What is needed:
Output the records, every one, exactly as given.

[Source records]
════════

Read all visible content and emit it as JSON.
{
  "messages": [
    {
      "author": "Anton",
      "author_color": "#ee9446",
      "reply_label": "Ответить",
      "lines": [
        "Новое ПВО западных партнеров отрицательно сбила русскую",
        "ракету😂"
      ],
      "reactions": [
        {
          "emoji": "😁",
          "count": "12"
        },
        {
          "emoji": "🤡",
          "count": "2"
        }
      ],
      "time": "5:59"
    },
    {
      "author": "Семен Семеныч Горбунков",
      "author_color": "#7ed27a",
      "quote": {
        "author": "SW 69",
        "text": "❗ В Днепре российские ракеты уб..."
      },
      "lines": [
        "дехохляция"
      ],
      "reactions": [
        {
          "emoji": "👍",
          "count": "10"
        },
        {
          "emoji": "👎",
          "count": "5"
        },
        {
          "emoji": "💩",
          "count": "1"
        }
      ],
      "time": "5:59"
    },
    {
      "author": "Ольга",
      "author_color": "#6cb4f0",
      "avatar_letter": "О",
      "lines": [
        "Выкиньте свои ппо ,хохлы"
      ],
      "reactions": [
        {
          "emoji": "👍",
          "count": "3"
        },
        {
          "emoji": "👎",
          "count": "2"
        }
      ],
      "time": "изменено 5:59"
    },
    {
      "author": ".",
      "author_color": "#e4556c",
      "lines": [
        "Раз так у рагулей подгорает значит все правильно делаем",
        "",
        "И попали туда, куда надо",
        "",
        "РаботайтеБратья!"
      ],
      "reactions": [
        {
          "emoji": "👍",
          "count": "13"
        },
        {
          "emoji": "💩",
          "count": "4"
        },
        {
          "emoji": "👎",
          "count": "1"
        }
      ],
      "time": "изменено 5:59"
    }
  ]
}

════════

Solved exercise:
Read all visible content and emit it as JSON.
{
  "messages": [
    {
      "author": "Anton",
      "author_color": "#ee9446",
      "reply_label": "Ответить",
      "lines": [
        "Новое ПВО западных партнеров отрицательно сбила русскую",
        "ракету😂"
      ],
      "reactions": [
        {
          "emoji": "😁",
          "count": "12"
        },
        {
          "emoji": "🤡",
          "count": "2"
        }
      ],
      "time": "5:59"
    },
    {
      "author": "Семен Семеныч Горбунков",
      "author_color": "#7ed27a",
      "quote": {
        "author": "SW 69",
        "text": "❗ В Днепре российские ракеты уб..."
      },
      "lines": [
        "дехохляция"
      ],
      "reactions": [
        {
          "emoji": "👍",
          "count": "10"
        },
        {
          "emoji": "👎",
          "count": "5"
        },
        {
          "emoji": "💩",
          "count": "1"
        }
      ],
      "time": "5:59"
    },
    {
      "author": "Ольга",
      "author_color": "#6cb4f0",
      "avatar_letter": "О",
      "lines": [
        "Выкиньте свои ппо ,хохлы"
      ],
      "reactions": [
        {
          "emoji": "👍",
          "count": "3"
        },
        {
          "emoji": "👎",
          "count": "2"
        }
      ],
      "time": "изменено 5:59"
    },
    {
      "author": ".",
      "author_color": "#e4556c",
      "lines": [
        "Раз так у рагулей подгорает значит все правильно делаем",
        "",
        "И попали туда, куда надо",
        "",
        "РаботайтеБратья!"
      ],
      "reactions": [
        {
          "emoji": "👍",
          "count": "13"
        },
        {
          "emoji": "💩",
          "count": "4"
        },
        {
          "emoji": "👎",
          "count": "1"
        }
      ],
      "time": "изменено 5:59"
    }
  ]
}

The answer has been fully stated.